It has come to my attention (perhaps a few months late), that the FTC wants bloggers to disclose when they're endorsing a product because someone gave them that product or paid them to say something nice about it. Because as everyone knows, when people give us free stuff, we think it's nice. We may even, subconsciously, be kindly disposed toward said stuff, merely because it's free. Or not. But there is that risk.
From the FTC: The revised guides specify that while decisions will be reached on a case-by-case basis, the post of a blogger who receives cash or in-kind payment to review a product is considered an endorsement. Thus, bloggers who make an endorsement must disclose the material connections they share with the seller of the product or service.
So, I just want to say right here and now, that no one ever gives me free stuff, and when I say nice things, it's because I mean it. Some of you have heard me say not-nice things on occasion, so you will know that what I'm saying now is true.
A bigger issue here is, who are all these bloggers getting free stuff,
and why am I not one of them? I mean, remember those sample boxes of new cereals you used to get in the mail? Not even that.
Okay, I will tell you about the one occasion in which I got something for free. Someone sent me cookies after reading my piece in the Washington Post
about how I can't eat dairy. They wanted me to try their dairy-free cookies, and if I liked them, of course they hoped I'd tell people about them. I gave them permission to send me the cookies, because: FREE COOKIES!
Anyway, I'm sure they were delicious (they smelled very good), but they contained coconut, which I can't eat, so I only had a tiny bite. One of my kids liked them. The other one does not like coconut. I also thought these cookies, while possibly very good, were similar to some that I make myself, without coconut. I happen to be a good baker. (It doesn't count as an endorsement if you endorse yourself; thus, I can give myself some excellent free cookies every so often.)
The point is, I didn't mention the cookies one way or the other, and if I had, I would've noted that I received them for free. Okay, now I have mentioned them, but not really, because I haven't mentioned who sent them. My little description of them would probably not be helpful to anyone, regardless.

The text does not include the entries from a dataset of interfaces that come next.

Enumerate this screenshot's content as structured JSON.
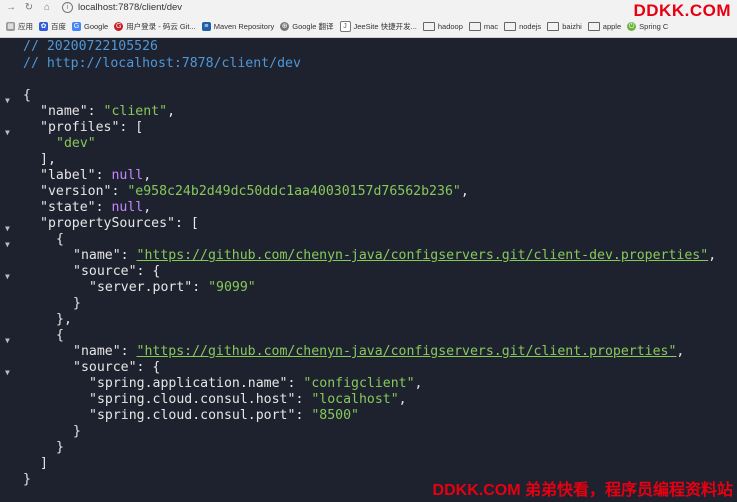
{
  "browser": {
    "url": "localhost:7878/client/dev",
    "back_icon": "back-arrow",
    "forward_icon": "forward-arrow",
    "home_icon": "home"
  },
  "watermark_top": "DDKK.COM",
  "bookmarks": [
    {
      "label": "应用",
      "icon": "apps",
      "color": "#999999"
    },
    {
      "label": "百度",
      "icon": "baidu",
      "color": "#2f5bd8"
    },
    {
      "label": "Google",
      "icon": "google",
      "color": "#4285f4"
    },
    {
      "label": "用户登录 - 码云 Git...",
      "icon": "gitee",
      "color": "#c71d23"
    },
    {
      "label": "Maven Repository",
      "icon": "maven",
      "color": "#1f5fa8"
    },
    {
      "label": "Google 翻译",
      "icon": "translate",
      "color": "#777777"
    },
    {
      "label": "JeeSite 快捷开发...",
      "icon": "doc",
      "color": "#777777"
    },
    {
      "label": "hadoop",
      "icon": "folder"
    },
    {
      "label": "mac",
      "icon": "folder"
    },
    {
      "label": "nodejs",
      "icon": "folder"
    },
    {
      "label": "baizhi",
      "icon": "folder"
    },
    {
      "label": "apple",
      "icon": "folder"
    },
    {
      "label": "Spring C",
      "icon": "spring",
      "color": "#6db33f"
    }
  ],
  "json_view": {
    "comment_time": "// 20200722105526",
    "comment_url": "// http://localhost:7878/client/dev",
    "name_key": "\"name\"",
    "name_value": "\"client\"",
    "profiles_key": "\"profiles\"",
    "profile_0": "\"dev\"",
    "label_key": "\"label\"",
    "label_value": "null",
    "version_key": "\"version\"",
    "version_value": "\"e958c24b2d49dc50ddc1aa40030157d76562b236\"",
    "state_key": "\"state\"",
    "state_value": "null",
    "propertySources_key": "\"propertySources\"",
    "ps0_name_value": "\"https://github.com/chenyn-java/configservers.git/client-dev.properties\"",
    "source_key": "\"source\"",
    "ps0_server_port_key": "\"server.port\"",
    "ps0_server_port_value": "\"9099\"",
    "ps1_name_value": "\"https://github.com/chenyn-java/configservers.git/client.properties\"",
    "ps1_app_name_key": "\"spring.application.name\"",
    "ps1_app_name_value": "\"configclient\"",
    "ps1_consul_host_key": "\"spring.cloud.consul.host\"",
    "ps1_consul_host_value": "\"localhost\"",
    "ps1_consul_port_key": "\"spring.cloud.consul.port\"",
    "ps1_consul_port_value": "\"8500\""
  },
  "colors": {
    "background": "#1e222e",
    "comment": "#4f97d7",
    "string": "#86c95b",
    "null": "#c586ff",
    "watermark": "#e60012"
  },
  "watermark_bottom": "DDKK.COM 弟弟快看，程序员编程资料站"
}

I often talk about books in this space. Many, but not all of these books, are written by people I know. However, I always buy copies of the books I mention. I never expect to get them for free. I want the people I know to sell their books, not give them away. On top of that, I am lucky because the writers I know are GOOD writers. Some are even GREAT at what they do, in that transcendent way that you only encounter rarely. I'm not necessarily going to tell you which ones I put in that category. But I will tell you about their books, because I think all of them, Good and Great, deserve a wider audience, and because I want people to read more--and I want them to read stuff that's good, not just stuff that they've heard of that's on that first shelf where you walk into the bookstore. Publishers PAY for that positioning. You may already know that. Sometimes it means the book is really THAT good. Sometimes it only means the bookstore, and the publisher, expect the book will sell many copies for a number of other reasons having far less to do with "good" than one would hope.
But the bookstore, when it sells a particular position in the store for prominence, doesn't widely disclose that fact to customers. You just have to know. I presume that the FTC thinks this is okay because bookstores are in the business of SELLING things, so of course they will place things in a certain way to persuade people to buy them. They are not pretending to be unbiased.

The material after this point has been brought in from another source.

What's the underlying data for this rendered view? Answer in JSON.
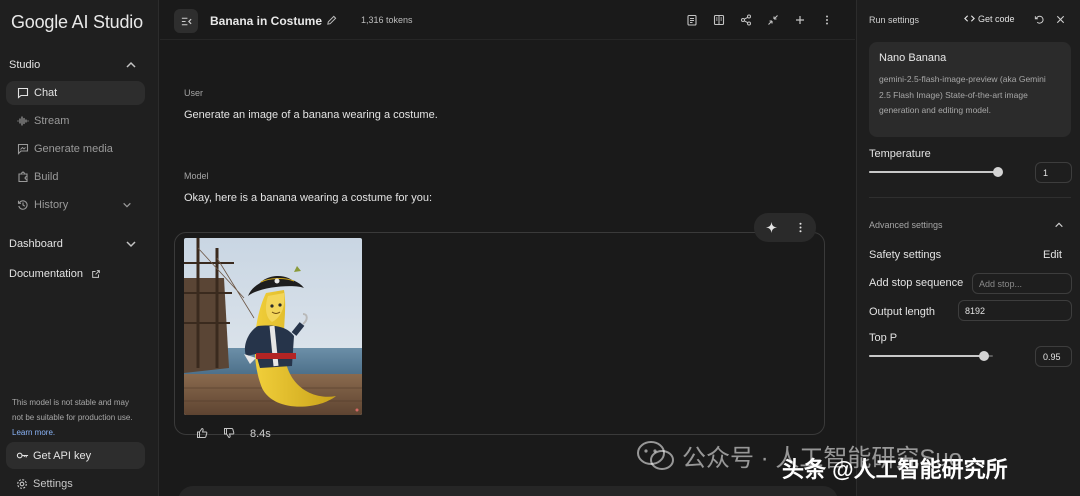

Reviewers, of course, get books for free. But they don't feel any obligation to give positive reviews as a result, and we generally (with some exceptions) trust they're giving us their true opinion about a work. I would not want reviewers to have to pay for books; this would threaten their livelihoods even more than they already are. I am not officially a reviewer. But you can trust me.
I may have gone off track a bit.
The point I want to make here is: I will not be swayed by free stuff. So, it's okay if you want to send me something.
In fact, I encourage it, because it will give me the opportunity to prove once again how I will not be swayed by free stuff.
The UPS man comes at 2pm.
I'll be waiting.